Entries taken from a collection:
____________________

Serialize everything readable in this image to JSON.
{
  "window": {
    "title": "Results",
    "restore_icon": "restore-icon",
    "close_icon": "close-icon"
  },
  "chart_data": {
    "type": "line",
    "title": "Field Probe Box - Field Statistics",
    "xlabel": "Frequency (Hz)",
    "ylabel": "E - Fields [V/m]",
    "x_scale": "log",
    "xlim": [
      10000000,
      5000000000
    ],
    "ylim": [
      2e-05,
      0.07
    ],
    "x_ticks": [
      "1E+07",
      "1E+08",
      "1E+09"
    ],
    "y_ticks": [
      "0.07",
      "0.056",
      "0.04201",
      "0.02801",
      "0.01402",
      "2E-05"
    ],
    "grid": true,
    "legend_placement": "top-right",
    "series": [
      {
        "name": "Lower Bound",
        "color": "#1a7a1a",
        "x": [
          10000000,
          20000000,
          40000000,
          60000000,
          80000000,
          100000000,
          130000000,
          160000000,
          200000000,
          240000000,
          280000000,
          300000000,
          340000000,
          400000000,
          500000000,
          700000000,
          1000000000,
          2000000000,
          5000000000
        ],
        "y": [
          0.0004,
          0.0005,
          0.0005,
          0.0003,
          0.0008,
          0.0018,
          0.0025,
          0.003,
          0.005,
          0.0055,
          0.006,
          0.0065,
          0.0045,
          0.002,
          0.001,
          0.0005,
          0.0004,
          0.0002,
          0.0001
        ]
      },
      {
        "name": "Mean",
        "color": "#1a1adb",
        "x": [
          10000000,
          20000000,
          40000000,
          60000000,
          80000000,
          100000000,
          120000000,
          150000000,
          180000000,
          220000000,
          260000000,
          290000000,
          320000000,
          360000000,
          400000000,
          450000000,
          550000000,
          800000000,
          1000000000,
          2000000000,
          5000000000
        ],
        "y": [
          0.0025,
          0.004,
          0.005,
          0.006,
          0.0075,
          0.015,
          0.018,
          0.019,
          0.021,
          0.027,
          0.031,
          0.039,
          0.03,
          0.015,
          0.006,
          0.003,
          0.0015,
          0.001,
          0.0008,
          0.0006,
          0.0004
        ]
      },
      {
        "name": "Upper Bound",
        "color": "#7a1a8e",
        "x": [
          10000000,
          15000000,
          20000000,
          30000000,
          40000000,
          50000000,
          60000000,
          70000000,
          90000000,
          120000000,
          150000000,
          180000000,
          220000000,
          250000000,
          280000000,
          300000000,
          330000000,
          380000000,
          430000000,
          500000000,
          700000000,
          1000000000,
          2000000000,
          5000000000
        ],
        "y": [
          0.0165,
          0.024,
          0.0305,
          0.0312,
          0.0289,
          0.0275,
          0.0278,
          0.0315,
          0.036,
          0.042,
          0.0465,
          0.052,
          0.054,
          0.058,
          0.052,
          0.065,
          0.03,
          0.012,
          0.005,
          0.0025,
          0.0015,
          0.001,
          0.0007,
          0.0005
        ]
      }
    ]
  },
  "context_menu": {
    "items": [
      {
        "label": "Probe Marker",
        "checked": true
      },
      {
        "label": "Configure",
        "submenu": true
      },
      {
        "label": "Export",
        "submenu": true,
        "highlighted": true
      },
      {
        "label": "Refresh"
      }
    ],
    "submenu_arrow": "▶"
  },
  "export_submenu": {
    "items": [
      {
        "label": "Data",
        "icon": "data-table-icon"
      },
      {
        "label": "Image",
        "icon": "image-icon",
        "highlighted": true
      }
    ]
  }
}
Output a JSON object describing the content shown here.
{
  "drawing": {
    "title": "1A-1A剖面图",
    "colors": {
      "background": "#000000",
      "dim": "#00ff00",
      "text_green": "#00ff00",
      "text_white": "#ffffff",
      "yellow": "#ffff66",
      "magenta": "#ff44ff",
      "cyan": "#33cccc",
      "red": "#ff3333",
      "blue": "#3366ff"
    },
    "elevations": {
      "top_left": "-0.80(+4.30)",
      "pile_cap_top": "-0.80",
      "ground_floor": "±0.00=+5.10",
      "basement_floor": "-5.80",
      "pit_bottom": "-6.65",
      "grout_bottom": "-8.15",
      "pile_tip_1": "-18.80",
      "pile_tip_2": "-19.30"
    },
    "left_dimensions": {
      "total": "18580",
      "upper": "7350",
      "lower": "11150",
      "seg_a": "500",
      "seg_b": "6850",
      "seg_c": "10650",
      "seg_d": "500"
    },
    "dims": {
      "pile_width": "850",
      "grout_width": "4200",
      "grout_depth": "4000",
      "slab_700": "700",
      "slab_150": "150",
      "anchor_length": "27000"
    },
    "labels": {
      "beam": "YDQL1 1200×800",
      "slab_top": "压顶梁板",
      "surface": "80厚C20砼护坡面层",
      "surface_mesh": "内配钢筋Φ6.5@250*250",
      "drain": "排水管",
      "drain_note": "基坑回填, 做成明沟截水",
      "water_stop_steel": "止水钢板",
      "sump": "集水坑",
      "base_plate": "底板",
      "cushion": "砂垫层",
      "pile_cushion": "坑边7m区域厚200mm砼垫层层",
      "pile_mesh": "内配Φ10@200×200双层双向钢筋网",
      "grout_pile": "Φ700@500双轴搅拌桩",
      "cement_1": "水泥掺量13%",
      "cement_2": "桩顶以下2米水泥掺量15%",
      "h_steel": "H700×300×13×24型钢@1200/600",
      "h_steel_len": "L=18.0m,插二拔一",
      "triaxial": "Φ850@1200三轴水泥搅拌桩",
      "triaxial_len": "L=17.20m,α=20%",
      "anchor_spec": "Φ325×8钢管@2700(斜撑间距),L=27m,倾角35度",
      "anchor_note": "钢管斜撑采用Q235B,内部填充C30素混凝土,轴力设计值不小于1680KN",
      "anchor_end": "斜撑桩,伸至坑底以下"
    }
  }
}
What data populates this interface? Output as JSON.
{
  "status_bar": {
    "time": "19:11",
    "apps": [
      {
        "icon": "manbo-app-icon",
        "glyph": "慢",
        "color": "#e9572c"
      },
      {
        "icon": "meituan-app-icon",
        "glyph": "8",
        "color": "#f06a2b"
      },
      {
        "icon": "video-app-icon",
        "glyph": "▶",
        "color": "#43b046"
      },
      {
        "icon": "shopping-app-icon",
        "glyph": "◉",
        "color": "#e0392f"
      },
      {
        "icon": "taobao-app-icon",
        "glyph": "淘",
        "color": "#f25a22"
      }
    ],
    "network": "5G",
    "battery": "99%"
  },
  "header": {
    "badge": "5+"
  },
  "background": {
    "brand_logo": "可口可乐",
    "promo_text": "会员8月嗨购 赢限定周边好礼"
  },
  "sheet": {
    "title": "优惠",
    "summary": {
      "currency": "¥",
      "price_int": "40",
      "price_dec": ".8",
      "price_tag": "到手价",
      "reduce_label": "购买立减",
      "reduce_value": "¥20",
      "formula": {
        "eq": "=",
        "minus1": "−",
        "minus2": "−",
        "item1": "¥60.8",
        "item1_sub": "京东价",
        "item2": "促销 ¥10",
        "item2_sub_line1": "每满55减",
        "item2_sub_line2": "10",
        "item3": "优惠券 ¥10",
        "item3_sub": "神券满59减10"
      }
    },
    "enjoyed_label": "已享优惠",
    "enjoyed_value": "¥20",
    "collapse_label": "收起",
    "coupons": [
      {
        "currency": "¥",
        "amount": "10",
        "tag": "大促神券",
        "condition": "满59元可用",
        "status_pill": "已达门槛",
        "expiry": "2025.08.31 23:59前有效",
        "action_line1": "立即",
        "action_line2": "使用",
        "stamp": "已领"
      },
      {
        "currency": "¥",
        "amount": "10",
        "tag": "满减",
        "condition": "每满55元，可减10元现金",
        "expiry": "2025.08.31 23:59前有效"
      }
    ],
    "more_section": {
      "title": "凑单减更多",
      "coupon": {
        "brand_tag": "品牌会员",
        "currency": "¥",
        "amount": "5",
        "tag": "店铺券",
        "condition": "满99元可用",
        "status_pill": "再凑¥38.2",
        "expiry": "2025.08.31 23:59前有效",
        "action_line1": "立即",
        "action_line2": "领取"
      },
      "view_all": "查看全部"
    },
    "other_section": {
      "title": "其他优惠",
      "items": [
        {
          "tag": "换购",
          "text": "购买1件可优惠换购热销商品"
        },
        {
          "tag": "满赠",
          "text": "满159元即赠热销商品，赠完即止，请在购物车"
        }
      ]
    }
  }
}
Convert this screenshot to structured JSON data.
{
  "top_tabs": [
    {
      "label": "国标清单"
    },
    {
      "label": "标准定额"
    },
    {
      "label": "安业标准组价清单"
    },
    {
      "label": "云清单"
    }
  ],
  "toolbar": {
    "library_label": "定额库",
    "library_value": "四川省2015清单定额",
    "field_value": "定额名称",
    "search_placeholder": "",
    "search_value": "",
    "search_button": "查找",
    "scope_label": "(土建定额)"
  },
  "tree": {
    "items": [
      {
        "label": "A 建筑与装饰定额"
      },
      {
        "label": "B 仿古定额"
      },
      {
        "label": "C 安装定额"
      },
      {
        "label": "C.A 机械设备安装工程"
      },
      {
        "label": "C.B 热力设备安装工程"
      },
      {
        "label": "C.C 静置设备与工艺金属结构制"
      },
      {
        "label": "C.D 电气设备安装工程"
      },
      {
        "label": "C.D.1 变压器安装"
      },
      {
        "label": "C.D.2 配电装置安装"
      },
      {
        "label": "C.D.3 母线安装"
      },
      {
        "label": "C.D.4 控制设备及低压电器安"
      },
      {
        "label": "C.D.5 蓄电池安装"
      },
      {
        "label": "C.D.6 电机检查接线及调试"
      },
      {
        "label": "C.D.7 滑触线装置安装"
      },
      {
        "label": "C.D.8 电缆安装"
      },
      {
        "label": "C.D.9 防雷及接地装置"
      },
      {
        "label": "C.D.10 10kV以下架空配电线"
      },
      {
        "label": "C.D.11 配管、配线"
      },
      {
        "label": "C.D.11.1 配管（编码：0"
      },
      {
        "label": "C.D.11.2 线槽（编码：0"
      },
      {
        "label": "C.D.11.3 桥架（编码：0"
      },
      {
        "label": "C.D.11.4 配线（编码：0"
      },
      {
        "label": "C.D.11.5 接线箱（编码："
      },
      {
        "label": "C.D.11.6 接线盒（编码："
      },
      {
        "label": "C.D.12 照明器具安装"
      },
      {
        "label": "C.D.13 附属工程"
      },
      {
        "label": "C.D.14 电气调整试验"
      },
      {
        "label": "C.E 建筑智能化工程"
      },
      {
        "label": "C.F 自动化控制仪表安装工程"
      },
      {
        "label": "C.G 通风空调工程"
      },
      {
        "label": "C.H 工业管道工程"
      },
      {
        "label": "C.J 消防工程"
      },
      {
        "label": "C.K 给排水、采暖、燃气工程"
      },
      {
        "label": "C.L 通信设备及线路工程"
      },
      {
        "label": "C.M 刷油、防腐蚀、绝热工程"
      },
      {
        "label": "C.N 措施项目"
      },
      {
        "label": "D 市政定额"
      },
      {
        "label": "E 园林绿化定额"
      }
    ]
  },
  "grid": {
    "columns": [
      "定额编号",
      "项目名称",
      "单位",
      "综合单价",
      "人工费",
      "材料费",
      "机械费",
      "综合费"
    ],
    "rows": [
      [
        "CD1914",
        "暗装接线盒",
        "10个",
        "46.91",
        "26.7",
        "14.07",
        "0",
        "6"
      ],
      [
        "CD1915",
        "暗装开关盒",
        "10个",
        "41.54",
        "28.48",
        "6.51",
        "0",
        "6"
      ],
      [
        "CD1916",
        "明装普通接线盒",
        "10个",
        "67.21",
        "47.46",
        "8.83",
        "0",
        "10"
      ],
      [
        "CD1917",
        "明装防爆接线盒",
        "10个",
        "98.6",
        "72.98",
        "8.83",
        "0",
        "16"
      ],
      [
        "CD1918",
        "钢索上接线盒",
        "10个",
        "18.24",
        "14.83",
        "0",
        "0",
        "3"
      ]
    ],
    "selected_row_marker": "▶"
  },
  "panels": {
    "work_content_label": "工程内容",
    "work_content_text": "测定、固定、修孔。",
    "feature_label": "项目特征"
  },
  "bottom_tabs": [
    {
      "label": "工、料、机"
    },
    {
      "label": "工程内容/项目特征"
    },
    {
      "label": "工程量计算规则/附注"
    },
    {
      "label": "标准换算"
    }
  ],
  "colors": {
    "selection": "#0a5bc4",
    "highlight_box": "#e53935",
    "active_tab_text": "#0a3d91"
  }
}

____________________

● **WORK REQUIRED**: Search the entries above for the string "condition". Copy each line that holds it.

● **ANSWER SPACE**:
        "condition": "满59元可用",
        "condition": "每满55元，可减10元现金",
        "condition": "满99元可用",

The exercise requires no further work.